Wine tasters are masters of noting the subtle differences in the flavor profiles of different wines, able to focus on the subtlest variances with an acutely sensitive palate. The difference between “citrus notes” and “orchard fruits” may not be obvious to the average consumer, but subtle flavors play a bigger role than one might think in determining what sort of wines one likes to consume.
Even the casual wine drinker knows that varieties of wine are most commonly named after the type of grape used in production. But what accounts for the different flavor profiles in wines of the same type? Why, for example, does a Napa chardonnay taste different from a Chablis, which uses the same grape? There are several possible reasons, but the most prominent is climate.
Climactic conditions are the primary factor in determining the speed and depth of the vine-ripening process. The average wine grape needs 1,400 hours of sunshine to ripen on the vine. Warm, sunny climates produce riper, richer fruit, while chilly climates or those at higher elevations tend to produce crisper, tart fruit.
When comparing wine grapes to other fruits, this is easy to understand. A peach that is slightly less ripe than average will have a firmer texture, a bit of tartness and a more acidic flavor. Meanwhile, a ripe peach will be sweet, rich and soft. This is also true of wine, although not in the way one might think.
Sugar and Fermentation
While one might expect that wines from warmer climates should be sweet and ripe-tasting, it is often seen that dry, crisp wines still come from such regions. How is this possible? The secret is in the yeast. Yeast, which is used in the fermenting process, converts the sugars in grape juice into alcohol. Therefore, a wine grape grown in a warmer climate often results in a wine with a higher alcohol content and a richer flavor profile. Colder climate wines, on the other hand, tend to have a slightly more crisp, tart, flavor, but also a lower alcohol content.
Other climactic factors are influential as well. Wind, while good at moderating warm climates, can also interrupt the ripening process and lead to unfinished wine production if it is too strong. Humidity can lead to mildew, disease and over-ripening but can also, under the right conditions, produce a very desirable condition know as “noble rot,” which leads to sweet, rich wines.
Rain, of course, is also a key factor.
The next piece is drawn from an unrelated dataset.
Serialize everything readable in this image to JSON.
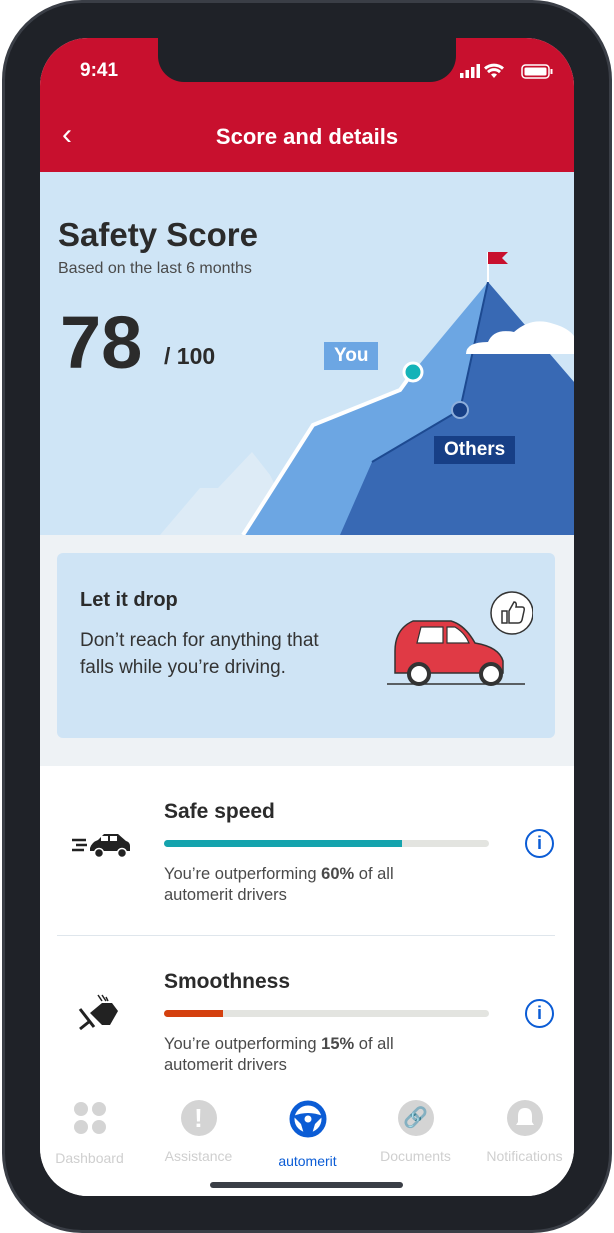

Although most people tend to think of wine grapes as a “dry climate” crop, the truth is that they need a delicate balance of moisture: not too much but no less than 22 inches annually.
This sensitive balance leads to another point: Certain varieties of wine grapes are notoriously fragile. Pinot Noir, a popular and well-balanced wine that has become quite popular in recent years, is especially fragile and difficult to produce and maintain. This is largely due to its climate sensitivity and thick skin, which makes it tough to process.
Some varieties of northern grapes, although sturdier, must often deal with extreme temperatures and high winds, meaning that a whole crop can be easily ruined if not carefully maintained.
One fascinating approach to growing grapes in cold climates is ice wine, a product that squeezes juice from grapes naturally frozen on the vine. This wine has an intensely sweet, rich and unique flavor that has become increasingly favored among wine connoisseurs.
For consumers, paying attention to the location and climate of a grape’s growth and production is a good way to learn more about a wine’s possible flavor profile. For growers, learning about proper climate management is an essential aspect of the craft. Either way, it’s as essential aspect of becoming a true lover of wine.